Seeking help for a mental health disorder isn't as stigmatized as it once was, she noted. In addition, companies have introduced more effective antidepressants, and researchers have found that antidepressants also can be used to treat panic and anxiety disorders.
"If antidepressants enable people to function fully in their social roles, that's a good thing," Holmes said.
Interestingly, even though more people are taking prescription medications, the annual growth in spending on drugs has declined. The CDC reported that spending growth slowed from 14.7 percent in 2001 to 2.9 percent in 2011.
Many popular medications have gone off patent, including cholesterol-controlling statin drugs and other medications used to treat high blood pressure or heart disease, Burns said. Increased use of generic forms of these drugs has helped control spending on medication.
However, she noted that a number of targeted medications to treat conditions such as cancer and rheumatoid arthritis are in the development pipeline. These drugs are expensive and could increase prescription spending in the future.
"There are projections that these specialty drugs are going to take up a large portion of the total prescription drug spending in the future," Burns said.
Overall, the new report should give researchers, health professionals, advocates and public officials much to chew over in the months to come, Burns said.
"It was very encouraging to see facts we see in isolation consolidated and highlighted in one place," she said. "I think this will be a very useful resource and a stimulus for continuing the appropriate use of prescription drugs."
For more on the "Health, United States, 2013" report, visit the U.S. Centers for Disease Control and Prevention.

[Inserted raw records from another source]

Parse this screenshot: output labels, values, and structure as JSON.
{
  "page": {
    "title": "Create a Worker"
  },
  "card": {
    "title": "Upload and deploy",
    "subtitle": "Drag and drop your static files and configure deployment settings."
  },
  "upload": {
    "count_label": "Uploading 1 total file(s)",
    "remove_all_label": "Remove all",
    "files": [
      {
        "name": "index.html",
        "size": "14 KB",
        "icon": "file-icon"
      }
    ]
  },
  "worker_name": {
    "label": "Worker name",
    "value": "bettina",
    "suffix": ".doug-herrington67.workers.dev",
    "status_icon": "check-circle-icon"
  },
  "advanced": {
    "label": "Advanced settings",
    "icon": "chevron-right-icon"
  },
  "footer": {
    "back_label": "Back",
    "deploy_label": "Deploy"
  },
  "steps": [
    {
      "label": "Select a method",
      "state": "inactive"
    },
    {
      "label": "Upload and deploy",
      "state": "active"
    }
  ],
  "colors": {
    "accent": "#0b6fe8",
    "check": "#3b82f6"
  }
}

SOURCES: Julia Holmes, Ph.D., chief, analytic studies branch, U.S. Centers for Disease Control and Prevention's National Center for Health Statistics; William Lang, vice president of policy and advocacy, the American Association of Colleges of Pharmacy, Alexandria, Va.; Anne Burns, senior vice president for professional affairs, the American Pharmacists Association, Washington, D.C.; May 14, 2014 report, "Health, United States, 2013," U.S. Centers for Disease Control and Prevention